> [What is expected]: Once you find the line with "Give me the", copy it and every line after it through the end of the entries below, exactly as written.

(Records from a collection)
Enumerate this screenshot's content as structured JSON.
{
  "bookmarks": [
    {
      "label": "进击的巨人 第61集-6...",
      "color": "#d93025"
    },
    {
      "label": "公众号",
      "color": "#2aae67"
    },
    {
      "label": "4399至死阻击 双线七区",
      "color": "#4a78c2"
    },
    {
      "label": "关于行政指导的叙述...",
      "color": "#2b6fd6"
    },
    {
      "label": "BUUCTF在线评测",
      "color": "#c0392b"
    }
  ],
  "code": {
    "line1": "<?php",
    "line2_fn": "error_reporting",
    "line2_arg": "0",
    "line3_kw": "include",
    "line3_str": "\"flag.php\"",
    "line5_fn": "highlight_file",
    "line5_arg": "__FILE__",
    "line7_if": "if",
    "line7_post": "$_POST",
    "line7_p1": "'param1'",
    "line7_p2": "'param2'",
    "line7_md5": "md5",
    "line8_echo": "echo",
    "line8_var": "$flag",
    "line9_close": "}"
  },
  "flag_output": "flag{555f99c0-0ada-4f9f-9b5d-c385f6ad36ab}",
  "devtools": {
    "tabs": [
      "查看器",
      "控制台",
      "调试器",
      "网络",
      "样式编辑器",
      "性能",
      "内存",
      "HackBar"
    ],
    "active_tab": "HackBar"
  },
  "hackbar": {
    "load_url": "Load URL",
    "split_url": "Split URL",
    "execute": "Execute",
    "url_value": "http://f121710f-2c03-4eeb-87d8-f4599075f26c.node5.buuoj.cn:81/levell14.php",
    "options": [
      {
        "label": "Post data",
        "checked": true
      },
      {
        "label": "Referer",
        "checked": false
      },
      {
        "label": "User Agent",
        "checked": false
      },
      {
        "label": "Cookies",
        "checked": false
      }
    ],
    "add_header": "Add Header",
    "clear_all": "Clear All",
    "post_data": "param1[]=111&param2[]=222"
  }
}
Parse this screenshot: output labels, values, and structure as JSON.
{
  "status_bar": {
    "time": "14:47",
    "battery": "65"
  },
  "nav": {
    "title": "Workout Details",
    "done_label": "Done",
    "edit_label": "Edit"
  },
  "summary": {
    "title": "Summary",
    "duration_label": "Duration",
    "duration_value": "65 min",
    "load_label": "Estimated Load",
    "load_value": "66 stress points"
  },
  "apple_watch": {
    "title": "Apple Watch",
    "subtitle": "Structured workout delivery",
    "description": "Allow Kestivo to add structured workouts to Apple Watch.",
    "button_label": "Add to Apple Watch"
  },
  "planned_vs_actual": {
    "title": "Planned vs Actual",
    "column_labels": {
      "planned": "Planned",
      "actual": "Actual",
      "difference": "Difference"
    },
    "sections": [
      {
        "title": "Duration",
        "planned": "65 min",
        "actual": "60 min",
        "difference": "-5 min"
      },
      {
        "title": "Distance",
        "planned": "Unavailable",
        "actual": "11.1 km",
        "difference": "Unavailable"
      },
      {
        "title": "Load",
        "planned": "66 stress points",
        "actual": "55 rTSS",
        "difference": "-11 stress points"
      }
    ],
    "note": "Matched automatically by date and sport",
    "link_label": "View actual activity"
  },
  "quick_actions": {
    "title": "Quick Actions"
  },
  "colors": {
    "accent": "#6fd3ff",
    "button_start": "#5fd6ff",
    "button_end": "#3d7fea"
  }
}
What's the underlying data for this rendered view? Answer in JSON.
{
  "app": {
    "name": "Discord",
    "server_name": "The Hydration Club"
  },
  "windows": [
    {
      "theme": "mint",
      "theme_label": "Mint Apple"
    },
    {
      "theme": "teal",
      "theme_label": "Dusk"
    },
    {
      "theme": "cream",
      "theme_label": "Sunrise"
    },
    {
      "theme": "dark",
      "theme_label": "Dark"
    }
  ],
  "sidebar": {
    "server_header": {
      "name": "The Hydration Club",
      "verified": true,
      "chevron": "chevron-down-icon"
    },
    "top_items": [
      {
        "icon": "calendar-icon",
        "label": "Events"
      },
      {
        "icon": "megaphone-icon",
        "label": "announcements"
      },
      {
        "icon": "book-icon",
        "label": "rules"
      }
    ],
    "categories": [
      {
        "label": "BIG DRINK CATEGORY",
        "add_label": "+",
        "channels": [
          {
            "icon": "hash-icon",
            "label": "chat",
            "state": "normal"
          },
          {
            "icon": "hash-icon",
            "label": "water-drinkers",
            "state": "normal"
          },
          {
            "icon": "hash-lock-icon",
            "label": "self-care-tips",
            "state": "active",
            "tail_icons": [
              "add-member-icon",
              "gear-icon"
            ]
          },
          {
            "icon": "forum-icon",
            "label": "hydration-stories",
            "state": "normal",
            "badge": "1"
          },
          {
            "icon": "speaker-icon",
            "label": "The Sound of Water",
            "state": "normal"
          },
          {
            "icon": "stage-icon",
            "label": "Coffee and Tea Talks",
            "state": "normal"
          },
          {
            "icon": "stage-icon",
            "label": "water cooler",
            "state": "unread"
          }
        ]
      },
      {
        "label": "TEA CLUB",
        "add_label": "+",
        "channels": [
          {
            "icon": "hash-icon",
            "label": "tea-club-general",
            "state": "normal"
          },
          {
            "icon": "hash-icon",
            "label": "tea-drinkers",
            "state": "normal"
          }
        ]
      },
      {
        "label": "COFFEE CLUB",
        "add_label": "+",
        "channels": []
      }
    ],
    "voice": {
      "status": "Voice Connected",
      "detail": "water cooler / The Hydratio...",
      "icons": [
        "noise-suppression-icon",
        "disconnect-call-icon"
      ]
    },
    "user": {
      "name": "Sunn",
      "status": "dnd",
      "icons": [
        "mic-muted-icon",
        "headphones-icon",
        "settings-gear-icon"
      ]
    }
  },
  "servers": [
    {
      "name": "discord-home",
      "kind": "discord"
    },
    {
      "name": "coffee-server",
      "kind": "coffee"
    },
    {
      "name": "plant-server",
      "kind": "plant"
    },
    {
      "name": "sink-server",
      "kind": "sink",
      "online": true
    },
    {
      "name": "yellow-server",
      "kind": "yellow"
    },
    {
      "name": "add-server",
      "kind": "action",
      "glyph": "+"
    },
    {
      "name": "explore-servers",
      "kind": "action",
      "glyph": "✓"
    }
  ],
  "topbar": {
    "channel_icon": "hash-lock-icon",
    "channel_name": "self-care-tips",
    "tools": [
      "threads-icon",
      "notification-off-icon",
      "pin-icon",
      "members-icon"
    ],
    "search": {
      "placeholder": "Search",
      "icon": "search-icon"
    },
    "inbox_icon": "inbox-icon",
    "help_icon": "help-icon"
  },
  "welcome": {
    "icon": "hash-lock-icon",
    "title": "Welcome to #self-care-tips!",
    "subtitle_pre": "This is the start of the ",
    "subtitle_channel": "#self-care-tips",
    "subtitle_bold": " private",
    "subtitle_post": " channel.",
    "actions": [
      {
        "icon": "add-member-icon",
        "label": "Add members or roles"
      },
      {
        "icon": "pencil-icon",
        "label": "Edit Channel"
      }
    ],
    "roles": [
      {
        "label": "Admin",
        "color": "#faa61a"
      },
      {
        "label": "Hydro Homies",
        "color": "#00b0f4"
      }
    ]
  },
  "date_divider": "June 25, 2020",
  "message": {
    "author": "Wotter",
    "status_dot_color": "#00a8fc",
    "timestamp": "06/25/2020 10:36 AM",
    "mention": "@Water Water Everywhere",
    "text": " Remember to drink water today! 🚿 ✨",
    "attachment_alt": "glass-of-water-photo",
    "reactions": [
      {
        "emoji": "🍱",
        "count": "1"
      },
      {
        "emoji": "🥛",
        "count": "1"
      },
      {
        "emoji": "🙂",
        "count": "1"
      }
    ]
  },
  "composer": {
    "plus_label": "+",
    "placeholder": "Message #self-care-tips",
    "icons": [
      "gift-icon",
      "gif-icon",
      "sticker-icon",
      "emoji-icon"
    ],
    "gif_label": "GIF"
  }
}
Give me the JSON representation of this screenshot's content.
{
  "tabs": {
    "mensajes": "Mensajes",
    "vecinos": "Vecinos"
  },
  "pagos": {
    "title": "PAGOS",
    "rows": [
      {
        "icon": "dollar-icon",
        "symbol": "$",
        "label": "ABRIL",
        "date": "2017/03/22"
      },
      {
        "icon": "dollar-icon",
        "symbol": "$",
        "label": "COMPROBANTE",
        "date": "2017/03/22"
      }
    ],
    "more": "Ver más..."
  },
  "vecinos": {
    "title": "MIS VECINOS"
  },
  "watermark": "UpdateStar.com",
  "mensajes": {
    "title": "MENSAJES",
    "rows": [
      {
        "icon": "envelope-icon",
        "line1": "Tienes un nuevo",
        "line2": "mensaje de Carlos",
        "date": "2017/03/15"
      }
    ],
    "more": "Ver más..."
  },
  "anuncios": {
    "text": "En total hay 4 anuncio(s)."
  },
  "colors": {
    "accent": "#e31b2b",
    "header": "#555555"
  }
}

> [Your solution]:
Give me the JSON representation of this screenshot's content.
{
  "tabs": {
    "mensajes": "Mensajes",
    "vecinos": "Vecinos"
  },
  "pagos": {
    "title": "PAGOS",
    "rows": [
      {
        "icon": "dollar-icon",
        "symbol": "$",
        "label": "ABRIL",
        "date": "2017/03/22"
      },
      {
        "icon": "dollar-icon",
        "symbol": "$",
        "label": "COMPROBANTE",
        "date": "2017/03/22"
      }
    ],
    "more": "Ver más..."
  },
  "vecinos": {
    "title": "MIS VECINOS"
  },
  "watermark": "UpdateStar.com",
  "mensajes": {
    "title": "MENSAJES",
    "rows": [
      {
        "icon": "envelope-icon",
        "line1": "Tienes un nuevo",
        "line2": "mensaje de Carlos",
        "date": "2017/03/15"
      }
    ],
    "more": "Ver más..."
  },
  "anuncios": {
    "text": "En total hay 4 anuncio(s)."
  },
  "colors": {
    "accent": "#e31b2b",
    "header": "#555555"
  }
}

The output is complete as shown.